• [What to work on]: Out of the records below, copy all lines in which the word "TUIChatCustomTheme" occurs.

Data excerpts
[Start of Attachment]

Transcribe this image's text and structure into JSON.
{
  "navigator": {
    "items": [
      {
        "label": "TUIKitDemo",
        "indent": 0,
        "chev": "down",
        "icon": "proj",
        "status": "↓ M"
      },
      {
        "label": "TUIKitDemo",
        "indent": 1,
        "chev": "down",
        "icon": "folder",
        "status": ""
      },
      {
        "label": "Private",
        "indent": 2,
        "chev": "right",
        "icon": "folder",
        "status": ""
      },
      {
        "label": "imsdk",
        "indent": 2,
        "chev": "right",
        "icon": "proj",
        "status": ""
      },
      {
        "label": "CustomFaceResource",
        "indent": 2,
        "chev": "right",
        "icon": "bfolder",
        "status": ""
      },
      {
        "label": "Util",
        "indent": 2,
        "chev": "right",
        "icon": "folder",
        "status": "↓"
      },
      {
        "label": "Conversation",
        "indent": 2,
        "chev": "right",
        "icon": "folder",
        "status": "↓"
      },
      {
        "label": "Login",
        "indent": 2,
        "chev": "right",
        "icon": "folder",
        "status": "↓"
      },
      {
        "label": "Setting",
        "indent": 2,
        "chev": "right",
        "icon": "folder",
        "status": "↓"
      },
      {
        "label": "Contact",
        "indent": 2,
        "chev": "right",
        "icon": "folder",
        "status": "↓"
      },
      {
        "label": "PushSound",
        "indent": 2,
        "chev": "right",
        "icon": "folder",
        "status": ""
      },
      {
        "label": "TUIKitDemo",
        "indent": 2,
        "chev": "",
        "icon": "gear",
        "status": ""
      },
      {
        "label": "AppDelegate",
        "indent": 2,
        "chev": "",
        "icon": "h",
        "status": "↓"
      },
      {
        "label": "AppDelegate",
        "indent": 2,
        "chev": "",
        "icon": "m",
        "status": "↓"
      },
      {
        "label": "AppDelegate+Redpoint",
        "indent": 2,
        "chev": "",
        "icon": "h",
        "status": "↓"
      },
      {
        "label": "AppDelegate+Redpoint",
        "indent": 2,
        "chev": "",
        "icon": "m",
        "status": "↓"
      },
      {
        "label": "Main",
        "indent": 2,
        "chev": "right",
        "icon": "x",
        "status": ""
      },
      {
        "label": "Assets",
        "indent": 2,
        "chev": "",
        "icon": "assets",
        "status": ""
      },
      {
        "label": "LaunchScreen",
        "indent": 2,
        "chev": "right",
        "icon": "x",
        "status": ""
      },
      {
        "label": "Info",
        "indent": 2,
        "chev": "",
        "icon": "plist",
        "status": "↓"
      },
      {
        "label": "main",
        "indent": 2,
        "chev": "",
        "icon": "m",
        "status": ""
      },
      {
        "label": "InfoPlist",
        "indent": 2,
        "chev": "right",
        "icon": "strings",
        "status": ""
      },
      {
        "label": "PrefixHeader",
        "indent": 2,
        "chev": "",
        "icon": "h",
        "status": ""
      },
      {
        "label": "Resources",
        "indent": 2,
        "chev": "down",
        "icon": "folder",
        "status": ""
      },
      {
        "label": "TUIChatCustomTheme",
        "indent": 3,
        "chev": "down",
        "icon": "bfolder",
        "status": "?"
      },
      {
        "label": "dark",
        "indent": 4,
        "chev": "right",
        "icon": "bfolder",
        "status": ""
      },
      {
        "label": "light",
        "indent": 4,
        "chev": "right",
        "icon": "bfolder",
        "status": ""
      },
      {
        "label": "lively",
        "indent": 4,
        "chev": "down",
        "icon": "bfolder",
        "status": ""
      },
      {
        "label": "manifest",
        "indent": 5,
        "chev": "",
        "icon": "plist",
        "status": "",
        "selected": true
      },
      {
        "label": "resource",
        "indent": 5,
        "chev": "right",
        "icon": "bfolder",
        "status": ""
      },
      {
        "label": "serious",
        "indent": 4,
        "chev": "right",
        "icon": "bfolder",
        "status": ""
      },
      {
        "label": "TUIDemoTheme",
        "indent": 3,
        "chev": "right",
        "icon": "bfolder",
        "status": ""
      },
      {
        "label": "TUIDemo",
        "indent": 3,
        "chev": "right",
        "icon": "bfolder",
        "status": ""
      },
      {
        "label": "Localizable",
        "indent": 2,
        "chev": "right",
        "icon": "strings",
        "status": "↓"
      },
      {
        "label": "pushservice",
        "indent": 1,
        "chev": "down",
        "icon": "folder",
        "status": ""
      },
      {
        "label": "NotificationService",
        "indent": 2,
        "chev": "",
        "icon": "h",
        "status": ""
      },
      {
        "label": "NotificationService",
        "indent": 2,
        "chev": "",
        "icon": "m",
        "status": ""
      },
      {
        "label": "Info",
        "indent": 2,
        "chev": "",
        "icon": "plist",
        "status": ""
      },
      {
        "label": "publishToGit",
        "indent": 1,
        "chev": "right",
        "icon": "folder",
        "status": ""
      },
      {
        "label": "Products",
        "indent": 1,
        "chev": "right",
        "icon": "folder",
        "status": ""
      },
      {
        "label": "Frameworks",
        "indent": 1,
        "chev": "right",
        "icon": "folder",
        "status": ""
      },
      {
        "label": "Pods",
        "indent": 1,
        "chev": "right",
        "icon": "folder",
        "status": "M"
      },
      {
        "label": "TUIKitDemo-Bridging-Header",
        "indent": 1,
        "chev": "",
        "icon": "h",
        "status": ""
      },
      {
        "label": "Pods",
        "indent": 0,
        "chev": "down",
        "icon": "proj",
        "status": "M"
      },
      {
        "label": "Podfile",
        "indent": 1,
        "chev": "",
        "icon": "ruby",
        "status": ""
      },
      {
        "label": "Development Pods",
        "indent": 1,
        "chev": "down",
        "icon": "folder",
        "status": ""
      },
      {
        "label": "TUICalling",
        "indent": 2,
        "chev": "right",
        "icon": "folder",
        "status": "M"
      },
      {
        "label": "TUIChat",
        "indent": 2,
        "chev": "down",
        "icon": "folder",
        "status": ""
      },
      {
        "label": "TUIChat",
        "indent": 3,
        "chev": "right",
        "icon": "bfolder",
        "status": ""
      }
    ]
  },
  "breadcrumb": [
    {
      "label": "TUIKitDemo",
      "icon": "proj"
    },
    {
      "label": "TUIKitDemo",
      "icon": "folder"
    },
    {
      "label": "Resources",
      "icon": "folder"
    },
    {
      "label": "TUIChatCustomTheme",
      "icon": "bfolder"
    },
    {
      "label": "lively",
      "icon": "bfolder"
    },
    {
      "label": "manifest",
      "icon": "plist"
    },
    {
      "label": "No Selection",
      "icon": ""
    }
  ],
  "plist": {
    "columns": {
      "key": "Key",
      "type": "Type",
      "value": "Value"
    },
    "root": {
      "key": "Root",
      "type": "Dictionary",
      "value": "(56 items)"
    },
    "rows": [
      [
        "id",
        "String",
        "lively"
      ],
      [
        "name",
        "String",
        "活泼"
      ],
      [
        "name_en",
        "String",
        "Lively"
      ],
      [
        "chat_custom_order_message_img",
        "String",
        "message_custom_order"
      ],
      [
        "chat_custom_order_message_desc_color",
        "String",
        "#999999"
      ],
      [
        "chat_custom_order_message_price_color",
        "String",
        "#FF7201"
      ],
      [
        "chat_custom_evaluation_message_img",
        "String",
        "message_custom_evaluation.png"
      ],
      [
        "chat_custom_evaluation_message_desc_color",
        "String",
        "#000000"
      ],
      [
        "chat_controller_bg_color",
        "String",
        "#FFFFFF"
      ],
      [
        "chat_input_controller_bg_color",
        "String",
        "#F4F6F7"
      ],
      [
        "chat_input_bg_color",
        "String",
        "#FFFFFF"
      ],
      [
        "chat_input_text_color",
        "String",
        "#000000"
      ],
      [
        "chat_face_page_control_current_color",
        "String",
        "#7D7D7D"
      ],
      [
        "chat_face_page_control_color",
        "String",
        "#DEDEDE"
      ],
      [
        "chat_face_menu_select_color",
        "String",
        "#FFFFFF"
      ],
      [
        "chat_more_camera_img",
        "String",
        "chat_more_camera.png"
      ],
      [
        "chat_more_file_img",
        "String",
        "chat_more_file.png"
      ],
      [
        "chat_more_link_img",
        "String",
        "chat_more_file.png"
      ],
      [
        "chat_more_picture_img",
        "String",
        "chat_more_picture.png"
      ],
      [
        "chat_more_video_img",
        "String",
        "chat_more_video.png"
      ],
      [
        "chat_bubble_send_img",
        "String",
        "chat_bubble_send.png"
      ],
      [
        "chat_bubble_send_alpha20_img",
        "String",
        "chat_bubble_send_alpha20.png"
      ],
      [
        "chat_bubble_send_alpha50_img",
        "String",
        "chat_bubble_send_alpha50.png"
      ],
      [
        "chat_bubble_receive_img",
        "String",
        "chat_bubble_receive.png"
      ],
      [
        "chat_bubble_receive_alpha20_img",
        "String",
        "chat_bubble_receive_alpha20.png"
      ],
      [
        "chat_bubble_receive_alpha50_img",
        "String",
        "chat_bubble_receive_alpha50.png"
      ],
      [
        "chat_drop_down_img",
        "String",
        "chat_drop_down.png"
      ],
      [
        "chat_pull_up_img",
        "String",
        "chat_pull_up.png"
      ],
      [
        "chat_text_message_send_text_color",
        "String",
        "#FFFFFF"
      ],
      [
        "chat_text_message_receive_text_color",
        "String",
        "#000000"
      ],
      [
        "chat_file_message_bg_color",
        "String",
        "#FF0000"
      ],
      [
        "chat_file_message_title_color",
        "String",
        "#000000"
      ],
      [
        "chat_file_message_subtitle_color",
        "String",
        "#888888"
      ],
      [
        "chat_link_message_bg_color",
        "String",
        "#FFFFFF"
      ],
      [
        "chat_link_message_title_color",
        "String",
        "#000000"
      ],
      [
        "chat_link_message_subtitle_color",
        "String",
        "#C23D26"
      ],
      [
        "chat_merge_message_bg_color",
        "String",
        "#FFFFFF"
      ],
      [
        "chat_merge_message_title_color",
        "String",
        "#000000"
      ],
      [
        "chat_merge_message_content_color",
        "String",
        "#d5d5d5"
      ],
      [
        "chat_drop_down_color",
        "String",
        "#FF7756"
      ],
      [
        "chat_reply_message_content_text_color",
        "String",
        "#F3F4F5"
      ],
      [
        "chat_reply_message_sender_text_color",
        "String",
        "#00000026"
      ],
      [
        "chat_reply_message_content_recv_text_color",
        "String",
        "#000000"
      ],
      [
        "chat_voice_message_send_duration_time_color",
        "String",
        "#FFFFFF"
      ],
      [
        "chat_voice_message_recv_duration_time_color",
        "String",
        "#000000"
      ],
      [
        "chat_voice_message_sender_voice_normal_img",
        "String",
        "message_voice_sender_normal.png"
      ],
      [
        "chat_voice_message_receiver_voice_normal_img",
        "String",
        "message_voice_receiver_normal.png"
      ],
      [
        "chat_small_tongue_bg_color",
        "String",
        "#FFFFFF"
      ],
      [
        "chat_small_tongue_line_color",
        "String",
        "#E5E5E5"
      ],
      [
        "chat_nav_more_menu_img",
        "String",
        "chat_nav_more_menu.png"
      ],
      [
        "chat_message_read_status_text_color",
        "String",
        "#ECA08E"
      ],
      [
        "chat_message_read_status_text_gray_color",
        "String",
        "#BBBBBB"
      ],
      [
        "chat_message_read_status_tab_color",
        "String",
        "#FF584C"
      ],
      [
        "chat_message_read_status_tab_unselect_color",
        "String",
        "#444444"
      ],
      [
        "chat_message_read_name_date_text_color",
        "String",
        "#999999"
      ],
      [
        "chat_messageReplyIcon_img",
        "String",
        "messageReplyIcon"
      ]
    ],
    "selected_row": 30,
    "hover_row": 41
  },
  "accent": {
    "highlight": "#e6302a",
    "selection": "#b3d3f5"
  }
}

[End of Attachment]

• [Answer to this exercise]:
        "label": "TUIChatCustomTheme",
      "label": "TUIChatCustomTheme",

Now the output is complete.